Growing up in the rough way that I had, the concept of happiness was always so foreign to me. It was an abstract idea that, although it was always talked about with such fondness, it seemed not many people were actively pursuing. I think that is something that could be said especially for my community; one where the concept of “getting by” trumped the importance of self-care. I think that’s one of the reasons why my family was so toxic, and why for the life of me I can’t really pinpoint a time in my childhood when I was truly happy.

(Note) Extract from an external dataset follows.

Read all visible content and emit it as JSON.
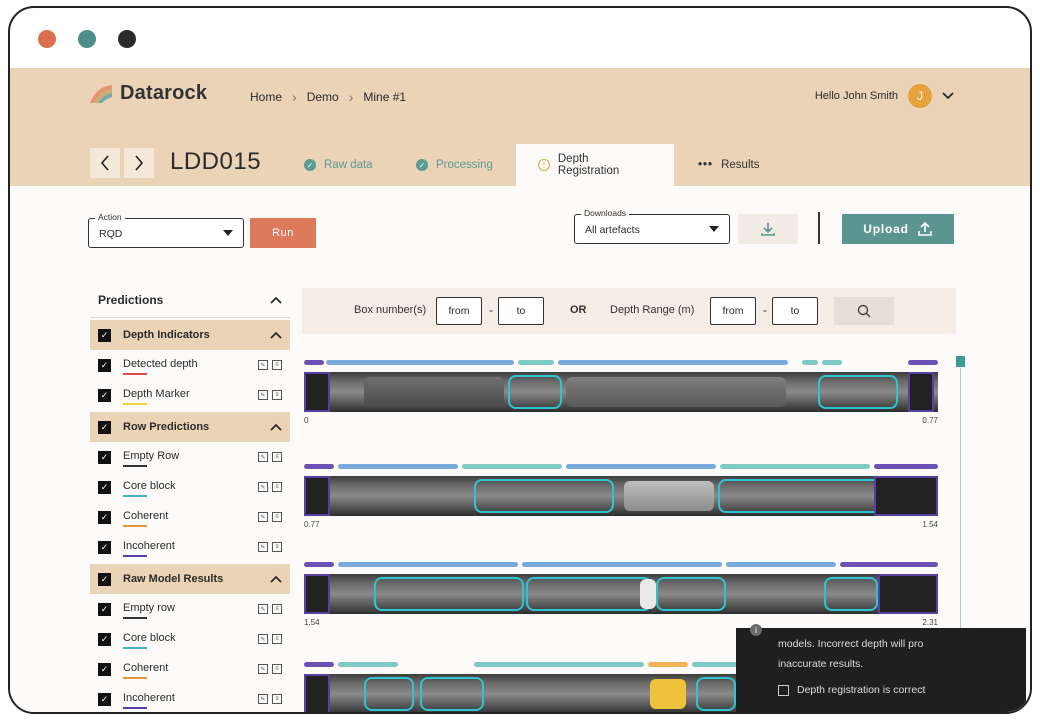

This may seem like an angst-filled post in which I proceed to blame all of my life’s shortcomings on my shitty upbringing, but that’s not what this is. Maybe that’s what it would be if I was still that young teenage girl with bottled-up hatred for the world and an unwillingness to understand the people that hurt her, but I’m wiser now, and I understand that the events of my childhood were as a result of a chain reaction that commenced before I was even a thought. Rather, this post is about my own struggle with the pursuit of happiness, and how I struggled to try and find it as far away from home as possible. If it wasn’t for my unhappy life and my desperation to blindly follow an idea of where I thought happiness resided, I would have never applied for the scholarship that payed for the exchange that changed my life.
When I received the good news it was one of those days. One of the “bad days” that me and too many other unlucky children had the misfortune of experiencing throughout a traumatic childhood. I refer to this as one of the bad days because, although there were rarely any truly “good” days in my household, the “bad days” made me wish for the days that were just slightly less than ok. I had received the call that I would be leaving for France shortly after an episode in my household and all I could do was sob. I’m sure it confused the volunteer as they were probably not used to that reaction, but after the episode that had just occurred a few minutes prior, getting the news that I could finally escape my own personal hell was enough to bring me to tears. From then on it was all about France for me, and a lot of people I knew were annoyed because it was all I would talk about. But little did these same people know that for this fifteen year old girl, this France trip meant survival. It was the first time I really saw a chance that I could truly be happy, and that’s how my pursuit of happiness began. However, things rarely work out as one plans them to, so instead of being truly happy with my new life, I became just ok.
Now I am not going to lie and say that there weren’t times when I was truly happy, because there were, but they were fleeting. Behind the persona I tried to create of this perfect, well-adjusted girl embarking on a new adventure, the demons of my past and present continued to haunt and hinder me, never truly allowing the feeling of happiness to stay. I knew that it was all temporary; that I was going to have to leave my life I’ve built, my friends, my persona, and my “happiness,” and return to the shell that kept all forms of light from reaching me. And that made me just ok, because, with those thoughts looming over me, I could never truly be happy.
So I returned, and I was right. It was back into the shell for me. It was back to “bad days” that made me wish for my “just ok” days that I fooled myself into believing we’re the only days that I was truly happy, and I was angry. So angry. So much so that I became a person that I didn’t like, content to believe that I left the version of myself that I liked back in France along with my happiness. But I was wrong, she was with me the whole time, and it wasn’t until I came to realize that fact that I could truly begin healing from the wounds inflicted in my past.
That didn’t mean, however, that my pursuit of happiness was over. Au contraire, it was just beginning. And if you expected that by the end of this post I would have found all the answers to obtaining true happiness than let me tell you, this is not that post. The truth is I’m still actively pursuing my own happiness, and my I have no answers as to when my pursuit will be over (although I suspect it will occur somewhere in Hawaii). It’s been four years since I was that naive fifteen year old girl searching for happiness, and I still haven’t found it yet. But one thing I’ve come to realize is that to pursue happiness in the form of a physical object or idea is to place more hurdles between yourself and the finish line, because once these things have been obtained and you realize that they don’t help you achieve true happiness, it becomes harder to find. In my opinion, true happiness has to come from within; it comes from the soul. The only thing you can do to awaken it is to nurture your soul and yourself in a way that keeps you physically and mentally healthy and allows for peace of mind.
Is this something that I myself have achieved? No, not even close. I still have a lot of peace to make with myself and others before I can truly achieve peace of mind. Maybe that’s why I travel, to avoid it, knowing the people that I have yet to make the most peace with are within my own home. I can admit that I’m not ready, and I’m still young so it may be a while before I truly am. However, that is certainly not the only reason that I like to participate in new cultural experiences. The world is a big place, and it can be scary, especially for someone that first learned the world was evil from within the walls of her own home. I don’t want to be scared anymore. So I travel, to prove to myself that not everything about this world is evil; that there is still a beautiful silver lining even in the scariest of thunderstorms. I want to believe that there is still happiness in the world. I want to meet people who have found it. I want to find my peace. Is there a chance that this happiness I seek is an abstract concept that might not even exist? Maybe. But does that mean that I should give up my pursuit and accept the unhappiness or “just ok-ness” offered to me by my circumstances? Hell no. And I won’t. I won’t stop until I complete my pursuit of happiness, or until I’m dead. Whichever comes first.